Ann: What is one of your scariest memories being in the industry? 

Michael: Coming into my office on the MGM lot after the second day of shooting my screenplay Poltergeist II and discovering on a readout from the studio that we were $200,000 over budget; on day TWO! We always made up for the shortfalls, but this was my first production and I was very green. $200,000!! Yes, I was scared; I was so scared, I’ve never gone over budget on a film or TV show that I’ve produced.

Ann: You have incredible diversity from TV to films to books, and from romantic comedy to action to horror to thrillers and you’re a triple hyphenate screenwriter, producer, and director; did you ever do any acting and do you feel all of your multiple skills have been a large part of your success?

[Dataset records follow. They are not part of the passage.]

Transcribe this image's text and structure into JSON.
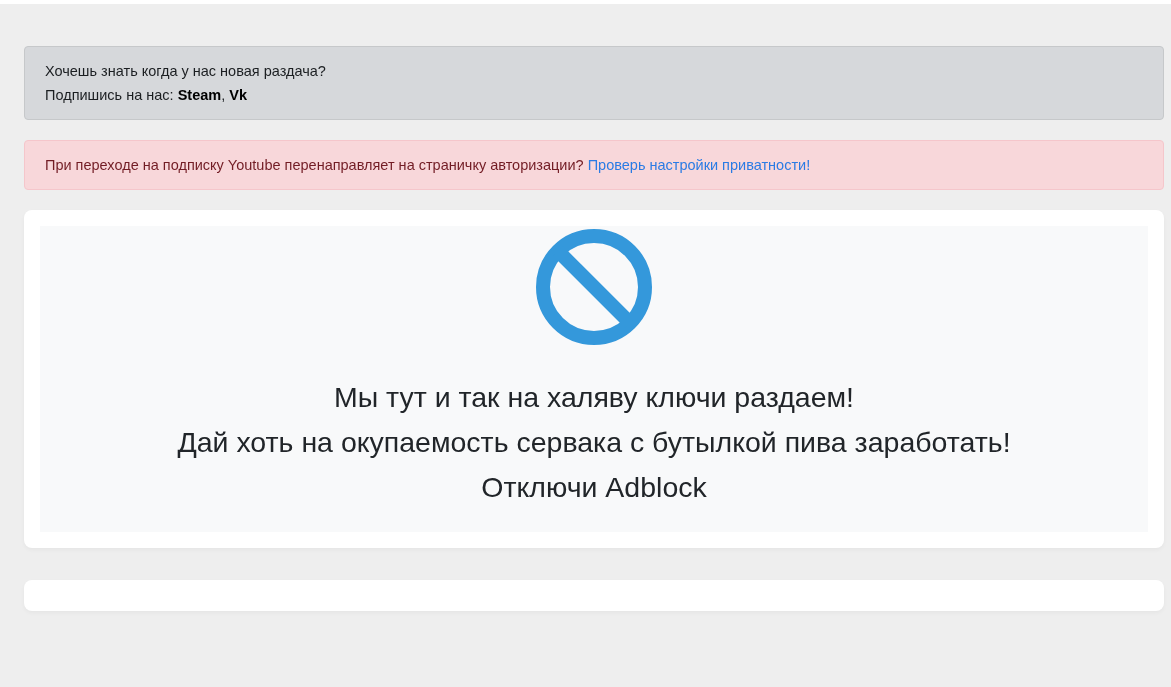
{
  "subscribe_alert": {
    "lines": [
      "Хочешь знать когда у нас новая раздача?",
      "Подпишись на нас: **Steam**, **Vk**"
    ]
  },
  "privacy_alert": {
    "text": "При переходе на подписку Youtube перенаправляет на страничку авторизации?",
    "link": "Проверь настройки приватности!"
  },
  "adblock_notice": {
    "lines": [
      "Мы тут и так на халяву ключи раздаем!",
      "Дай хоть на окупаемость сервака с бутылкой пива заработать!",
      "Отключи Adblock"
    ]
  }
}
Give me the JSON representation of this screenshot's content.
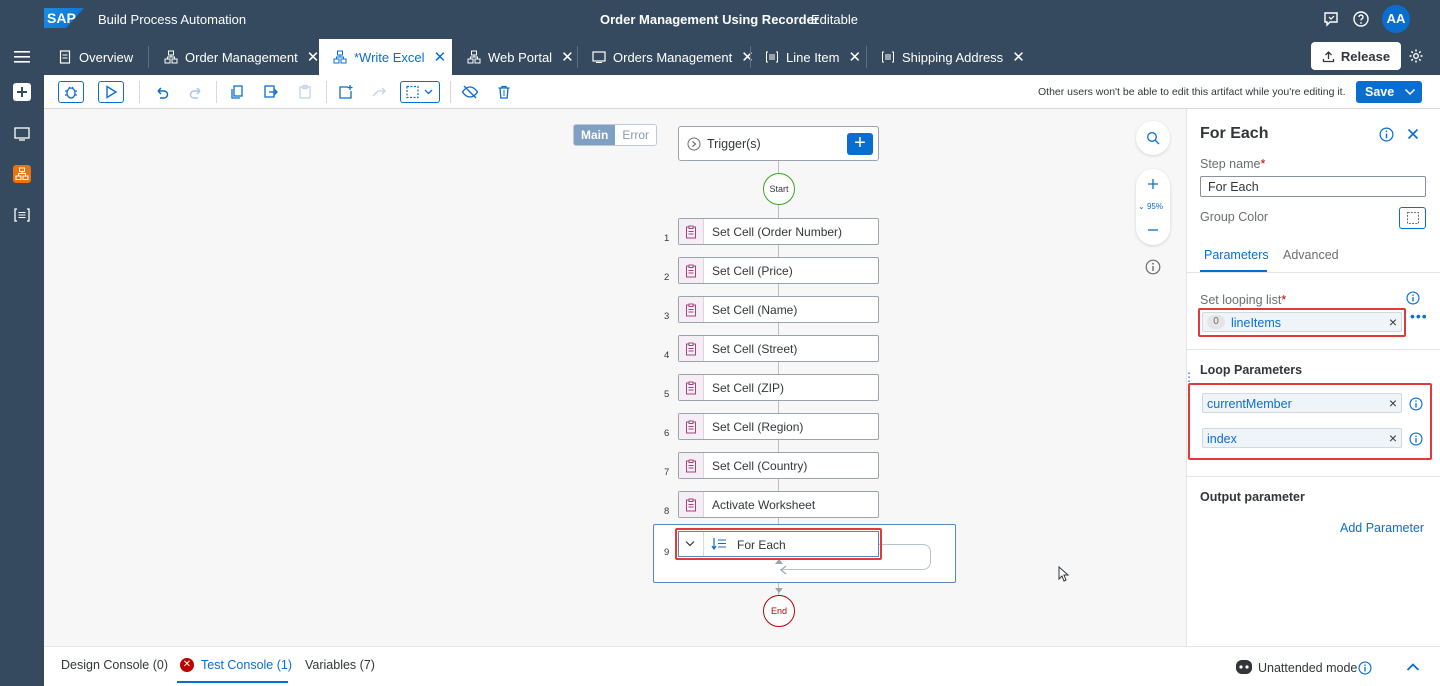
{
  "shell": {
    "logo": "SAP",
    "product": "Build Process Automation",
    "project_title": "Order Management Using Recorder",
    "status": "Editable",
    "avatar": "AA"
  },
  "tabs": [
    {
      "label": "Overview",
      "icon": "document-icon",
      "closable": false
    },
    {
      "label": "Order Management",
      "icon": "process-icon",
      "closable": true
    },
    {
      "label": "*Write Excel",
      "icon": "process-icon",
      "closable": true,
      "active": true
    },
    {
      "label": "Web Portal",
      "icon": "process-icon",
      "closable": true
    },
    {
      "label": "Orders Management",
      "icon": "screen-icon",
      "closable": true
    },
    {
      "label": "Line Item",
      "icon": "datatype-icon",
      "closable": true
    },
    {
      "label": "Shipping Address",
      "icon": "datatype-icon",
      "closable": true
    }
  ],
  "release_label": "Release",
  "toolbar": {
    "lock_message": "Other users won't be able to edit this artifact while you're editing it.",
    "save_label": "Save"
  },
  "canvas": {
    "switch_main": "Main",
    "switch_error": "Error",
    "trigger_label": "Trigger(s)",
    "start_label": "Start",
    "end_label": "End",
    "zoom_level": "95%",
    "steps": [
      {
        "num": "1",
        "label": "Set Cell (Order Number)"
      },
      {
        "num": "2",
        "label": "Set Cell (Price)"
      },
      {
        "num": "3",
        "label": "Set Cell (Name)"
      },
      {
        "num": "4",
        "label": "Set Cell (Street)"
      },
      {
        "num": "5",
        "label": "Set Cell (ZIP)"
      },
      {
        "num": "6",
        "label": "Set Cell (Region)"
      },
      {
        "num": "7",
        "label": "Set Cell (Country)"
      },
      {
        "num": "8",
        "label": "Activate Worksheet"
      }
    ],
    "foreach": {
      "num": "9",
      "label": "For Each"
    }
  },
  "panel": {
    "title": "For Each",
    "step_name_label": "Step name",
    "step_name_value": "For Each",
    "group_color_label": "Group Color",
    "tab_parameters": "Parameters",
    "tab_advanced": "Advanced",
    "looping_label": "Set looping list",
    "looping_index": "0",
    "looping_value": "lineItems",
    "loop_params_title": "Loop Parameters",
    "loop_params": [
      "currentMember",
      "index"
    ],
    "output_title": "Output parameter",
    "add_parameter": "Add Parameter"
  },
  "console": {
    "design": "Design Console (0)",
    "test": "Test Console (1)",
    "variables": "Variables (7)",
    "mode": "Unattended mode"
  },
  "colors": {
    "shell": "#354a5f",
    "accent": "#0a6ed1",
    "highlight": "#e03a3a",
    "error": "#bb0000"
  }
}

Michael: I’m not interested in being a film director, even though I’ve done some small stuff. It’s a really difficult job and it only appealed to me before I saw what it entailed (laughter). I love doing short films with students as a learning experience. The Promised Land I did with students from The University of New Mexico, Taos High School, and people from town. It was a great experience. We made an hour pilot for a TV show. It ran on the internet site Strike.TV, which may not be available today; I don’t know. I did act, while I was at NYU Film School and think it was probably the best thing I did to learn about writing. I love working with actors. I think the good ones are just amazing. So, I would love to direct a play here in Sonoma or anywhere.

Ann: What are some of the current projects on your slate that you can share with us, so we have something to look forward to? 

Michael: I’m focusing on the book and getting the other half of the money to make the slate of films I wrote. I’m also making a part of my house into a studio to paint in. I’m a few weeks away from starting the first painting of the year. We’re waiting for the cement to dry.

Ann: Thank you again, Michael, for taking the time to interview with me, it’s been an honor and a pleasure.

If you’d like to learn more about Michael Grais, you can visit his website at http://www.graisboydentertainment.com/ and to purchase a copy of Christa’s Luck, you can go to http://www.christasluck.com/ here is their fantastic book trail http://www.christasluck.com/book-trailer/